“People still say, my family included, that Marcos’ iron fist during batas militar saved us from communism. He built bridges, schools, our economy flourished, he put our country on the map”, she said. “After my father’s death, Mrs. Marcos told me that multiple PR firms were hired internationally to tarnish the Marcos name, so, when I saw anti-Marcos news, I wrote it off as foreign propaganda.”
Confronting the truth
In 1993, Wanna read “Waltzing with a Dictator,” a book on Marcos by the American investigative journalist Raymond Bonner. The book said that her mother was in fact her father’s mistress and she, an illegitimate child. Wanna, trained to be wary of such accounts and to view them as American propaganda, still wondered “If my family did lie about that, what else might be lies?”

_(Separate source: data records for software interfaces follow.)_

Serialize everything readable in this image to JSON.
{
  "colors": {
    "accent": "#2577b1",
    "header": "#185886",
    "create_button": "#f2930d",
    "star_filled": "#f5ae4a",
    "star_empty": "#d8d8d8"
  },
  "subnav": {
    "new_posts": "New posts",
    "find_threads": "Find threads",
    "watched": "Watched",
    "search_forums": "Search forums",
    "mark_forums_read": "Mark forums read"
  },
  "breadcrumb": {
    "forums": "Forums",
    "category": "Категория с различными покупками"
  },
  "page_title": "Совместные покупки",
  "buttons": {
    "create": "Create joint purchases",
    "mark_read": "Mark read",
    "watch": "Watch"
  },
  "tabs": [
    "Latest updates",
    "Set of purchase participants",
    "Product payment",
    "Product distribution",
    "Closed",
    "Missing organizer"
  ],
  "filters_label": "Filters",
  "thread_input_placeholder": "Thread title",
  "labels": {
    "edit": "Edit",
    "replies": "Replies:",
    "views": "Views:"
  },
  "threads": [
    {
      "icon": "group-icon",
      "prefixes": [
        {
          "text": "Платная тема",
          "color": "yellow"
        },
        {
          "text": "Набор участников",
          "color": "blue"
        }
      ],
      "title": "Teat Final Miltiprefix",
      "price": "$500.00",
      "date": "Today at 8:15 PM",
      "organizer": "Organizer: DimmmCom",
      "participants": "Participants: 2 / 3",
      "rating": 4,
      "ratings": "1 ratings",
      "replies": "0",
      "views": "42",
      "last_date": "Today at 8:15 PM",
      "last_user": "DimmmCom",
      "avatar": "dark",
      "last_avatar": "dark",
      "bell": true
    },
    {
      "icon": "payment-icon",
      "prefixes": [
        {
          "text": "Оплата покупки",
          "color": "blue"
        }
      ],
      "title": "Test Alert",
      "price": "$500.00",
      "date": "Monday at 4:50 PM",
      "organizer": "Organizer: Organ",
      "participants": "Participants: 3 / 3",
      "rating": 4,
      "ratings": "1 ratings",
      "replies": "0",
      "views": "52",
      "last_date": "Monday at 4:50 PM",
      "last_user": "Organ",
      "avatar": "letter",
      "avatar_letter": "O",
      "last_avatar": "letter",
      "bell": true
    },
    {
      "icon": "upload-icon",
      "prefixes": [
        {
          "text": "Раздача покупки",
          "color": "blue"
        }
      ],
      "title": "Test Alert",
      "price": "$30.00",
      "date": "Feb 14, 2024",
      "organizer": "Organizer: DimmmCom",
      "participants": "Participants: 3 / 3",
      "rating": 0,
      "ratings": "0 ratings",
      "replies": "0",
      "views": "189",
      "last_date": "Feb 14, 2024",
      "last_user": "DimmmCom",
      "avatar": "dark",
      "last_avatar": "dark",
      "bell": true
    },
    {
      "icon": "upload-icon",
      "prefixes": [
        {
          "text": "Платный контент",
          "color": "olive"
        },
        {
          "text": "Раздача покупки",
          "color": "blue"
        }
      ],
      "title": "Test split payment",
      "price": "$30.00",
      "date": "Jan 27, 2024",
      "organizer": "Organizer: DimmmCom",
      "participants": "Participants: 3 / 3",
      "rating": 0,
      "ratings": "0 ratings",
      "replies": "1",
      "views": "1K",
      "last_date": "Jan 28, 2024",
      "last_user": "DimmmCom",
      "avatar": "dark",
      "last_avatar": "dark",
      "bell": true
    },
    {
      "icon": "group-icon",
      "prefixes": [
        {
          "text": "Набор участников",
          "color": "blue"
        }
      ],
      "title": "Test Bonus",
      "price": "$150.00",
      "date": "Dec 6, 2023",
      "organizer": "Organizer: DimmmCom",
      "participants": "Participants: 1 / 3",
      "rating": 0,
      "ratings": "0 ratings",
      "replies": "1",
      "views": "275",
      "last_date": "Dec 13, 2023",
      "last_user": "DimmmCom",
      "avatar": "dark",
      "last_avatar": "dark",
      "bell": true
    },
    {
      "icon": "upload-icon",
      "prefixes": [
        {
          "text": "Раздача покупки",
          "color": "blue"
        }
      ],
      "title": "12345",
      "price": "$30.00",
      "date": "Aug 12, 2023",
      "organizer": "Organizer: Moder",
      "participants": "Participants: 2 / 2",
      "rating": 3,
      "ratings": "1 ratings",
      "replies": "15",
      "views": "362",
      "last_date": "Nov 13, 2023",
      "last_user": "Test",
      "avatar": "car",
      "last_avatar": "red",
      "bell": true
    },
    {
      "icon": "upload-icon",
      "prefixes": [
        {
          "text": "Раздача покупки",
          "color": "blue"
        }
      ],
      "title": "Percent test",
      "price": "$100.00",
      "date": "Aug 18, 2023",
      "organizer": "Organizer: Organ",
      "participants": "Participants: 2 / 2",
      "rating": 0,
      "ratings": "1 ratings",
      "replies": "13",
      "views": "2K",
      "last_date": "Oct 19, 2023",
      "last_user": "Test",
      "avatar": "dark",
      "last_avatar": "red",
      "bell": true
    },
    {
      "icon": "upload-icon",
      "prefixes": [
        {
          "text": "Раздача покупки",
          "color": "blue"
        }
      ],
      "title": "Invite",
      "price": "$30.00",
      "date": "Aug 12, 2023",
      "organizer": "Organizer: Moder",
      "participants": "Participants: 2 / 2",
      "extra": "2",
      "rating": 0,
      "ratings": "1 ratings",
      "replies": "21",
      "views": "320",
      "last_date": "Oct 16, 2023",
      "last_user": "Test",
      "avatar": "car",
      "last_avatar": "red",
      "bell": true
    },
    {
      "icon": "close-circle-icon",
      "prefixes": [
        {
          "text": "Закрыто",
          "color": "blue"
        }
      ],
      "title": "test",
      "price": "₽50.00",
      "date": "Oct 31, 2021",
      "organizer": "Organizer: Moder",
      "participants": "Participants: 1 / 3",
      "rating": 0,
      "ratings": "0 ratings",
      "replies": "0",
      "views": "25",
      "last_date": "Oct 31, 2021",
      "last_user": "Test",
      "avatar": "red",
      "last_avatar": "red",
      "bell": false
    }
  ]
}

The questions remained in Wanna’s mind but she was not yet ready to confront them. Over the next two decades, while Wanna tried to separate herself from politics, friends encouraged her to write her memoir.
In 2019, Wanna was preparing for the birth of her first child so she sought a doula to assist her delivery. She was assigned a Filipina, Michelle Söderman, an experienced doula from the Philippines who was newly licensed in Sweden. Wanna was her first client, and was unaware
Michelle was a “martial law baby.” Michelle said, “I know people who disappeared and never came back.”
As Wanna had grown accustomed to using her married name rather than her father’s, Michelle was unaware of her client’s family. But the day before Wanna’s due date, Michelle got an automated Facebook friend recommendation for a Wanna Ver. Michelle assumed Wanna was a distant relative of the Marcos general. What came to her mind, said Michelle, was “the image of Fabian Ver: the right hand of Satan or the devil, if not the devil himself.” She described feeling fear, anger and confusion. “If Wanna is connected to the devil, am I going to help her?”
Michelle decided not to let Wanna in on her discovery. She did her job. When the child was born, Michelle realized: “How would you connect a beautiful child to the doing of an evil person?”
Nonetheless, Michelle refused to accept payment, worried that Wanna’s money was tainted and part of the funds stolen by the Marcoses from the Filipino people. She told Wanna she had resolved to ask her first client in Sweden to donate to a nonprofit she supported in the Philippines. The pandemic came, and they lost touch.
In 2020, Wanna began writing her memoir, in an effort to reconcile her conflicting understanding, and to work out how she would eventually tell her family’s story to her child. Her research revealed opposing martial law narratives but it was viewing Lauren Greenfield’s documentary, “The Kingmaker” that had the most impact.
“Before watching it, the data on human rights violations were names on a page, numbers on a graph”, Wanna explained. “After seeing the interviews of [human rights victims] Hilda Narciso, Etta Rosales and May Rodriguez, they turned into real people to me. They had been harmed and continue to suffer from the abuses of my father’s regime. It was the human rights survivors that made me finally realize that the Marcos’ Golden Age history was a fabrication.”
“The Kingmaker” showed Ferdinand Marcos Jr. being asked whether he should apologize for the abuses of his father’s regime. His response: “What am I to say sorry about?”
Wanna thinks differently: “I feel like a million sorries is not enough,” she said. “I needed to learn the truth of what happened so I could tell a different story, to help those without a voice to tell their story… because of the role my father played in their suffering.”
This project is the result of an investigation by a team of journalists at the University of Gothenburg, Sweden. Wanna Ver is part of this collaboration as both a source and co-author for this article.